Issues and Challenges

A significant challenge in developing the TAB Program was the faculty's initial lack of knowledge about competency-based education and, for some, initial resistance to the concept. The team devoted time and energy at the front end to engaging and educating faculty from both institutions. According to Ali Esmaeili, dean for Bachelor Programs and University Relations at STC, after two to three months of meetings the faculty began to talk with greater ease about competencies. Mary Hendrix, A&M–Commerce's Vice President for Student Access and Success, notes that while this was the biggest challenge, the solution also yielded the largest reward in that the faculty became completely invested and developed a curriculum they could call their own.

Although the new program required changes to policies, financial aid processes, student information systems, and registration at each institution, the biggest challenge the team encountered may have been IT integration. During the first several terms, neither institution's learning management system had the capability to enroll students in the competency-based modules or link the program competencies to the course-based format tracked in the student information systems. During the start-up phase, when initial enrollments were low, manual enrollment and tracking were manageable. Increasing enrollment, however, requires a better solution. Project partners are currently working to bridge the gap between the student information management systems and learning management systems. If there is a message to deliver to potential competency-based degree program designers from the TAB leadership team, it is to think about technology challenges sooner rather than later.

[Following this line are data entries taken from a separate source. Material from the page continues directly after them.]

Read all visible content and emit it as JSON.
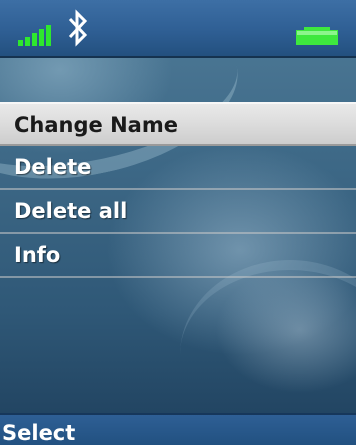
{
  "status": {
    "signal_icon": "signal-strength-icon",
    "bluetooth_icon": "bluetooth-icon",
    "battery_icon": "battery-icon",
    "signal_level": 1.0,
    "battery_level": 1.0,
    "colors": {
      "signal": "#2ee82e",
      "battery": "#3ee83e",
      "bluetooth": "#ffffff"
    }
  },
  "menu": {
    "items": [
      {
        "label": "Change Name"
      },
      {
        "label": "Delete"
      },
      {
        "label": "Delete all"
      },
      {
        "label": "Info"
      }
    ],
    "selected_label": "Change Name"
  },
  "softkeys": {
    "left": "Select"
  }
}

Next Steps

With the continued rollout of the first TAB degree program, A&M–Commerce and STC plan to launch other competency-based degrees at their institutions within the next few years. Additionally, THECB, A&M–Commerce, and STC developed the degree program for replication in other institutions and for other degree programs. These partners will share all competency maps, learning outcomes, and objectives — including the program model itself — with any other institutions.

Employers have been a strong presence during the program's development, and the team plans to continue the relationship with them by including them on a program advisory committee. The advisory committee will keep the curriculum current, review assessment results, and ensure that program design continues to align with employer needs.

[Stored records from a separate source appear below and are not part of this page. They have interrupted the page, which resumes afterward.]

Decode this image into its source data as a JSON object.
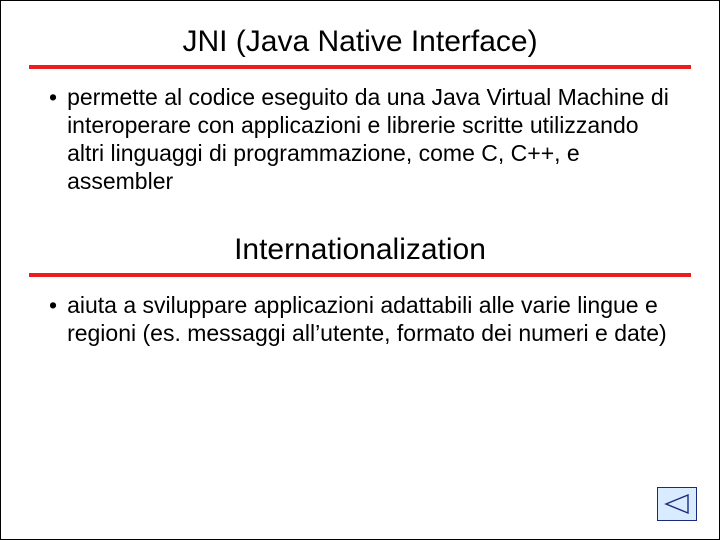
{
  "sections": [
    {
      "heading": "JNI (Java Native Interface)",
      "bullet": "permette al codice eseguito da una Java Virtual Machine di interoperare con applicazioni e librerie scritte utilizzando altri linguaggi di programmazione, come C, C++,  e assembler"
    },
    {
      "heading": "Internationalization",
      "bullet": "aiuta a sviluppare applicazioni  adattabili alle varie lingue e regioni (es. messaggi all’utente, formato dei numeri e date)"
    }
  ],
  "bullet_char": "•",
  "colors": {
    "rule": "#ee1c1c",
    "nav_border": "#1a2a7a",
    "nav_fill": "#d9ebff"
  }
}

Now that A&M–Commerce has decided to offer the upper-division applied coursework as competency modules, the TAB leadership team and faculty groups will work together to adapt the curriculum, competency assessments, and artifacts that students will use in their e-portfolios, given the new version.

Finally, as the NGLC grant cycle comes to a close, the role of THECB will phase out. The two institutions will work together directly, without THECB serving as facilitator or coordinator. Blackboard Learning Solutions has been working with the TAB leadership team on their strategic planning efforts and is making recommendations to help the two institutions take on more responsibilities in program organization, infrastructure, and administration.

TAB Contact Person

For more information about the TAB program, contact Ginger Gossman, Senior Director, Innovation and Policy Development, Academic Planning and Policy, at the Texas Higher Education Coordinating Board.


This article replicates the report by the same name published by CAEL (copyright 2015; used with permission) with funding from the Lumina Foundation. This revised work benefitted from several interviews and correspondence with Dr. Van Davis, formerly at the Texas Higher Education Coordinating Board; Dr. Ali Esmaeili and Rosemond Moore from South Texas College; and Dr. Mary Hendrix and Dr. Donna Smith from Texas A&M University–Commerce.

  1. Benjamin S. Bloom, Max D. Engelhart, Edward J. Furst, Walker H. Hill, and David R. Krathwohl, Taxonomy of Educational Objectives: The Classification of Educational Goals, Handbook I: Cognitive Domain, Benjamin S. Bloom, ed. (NY: Longmans, Green, 1956).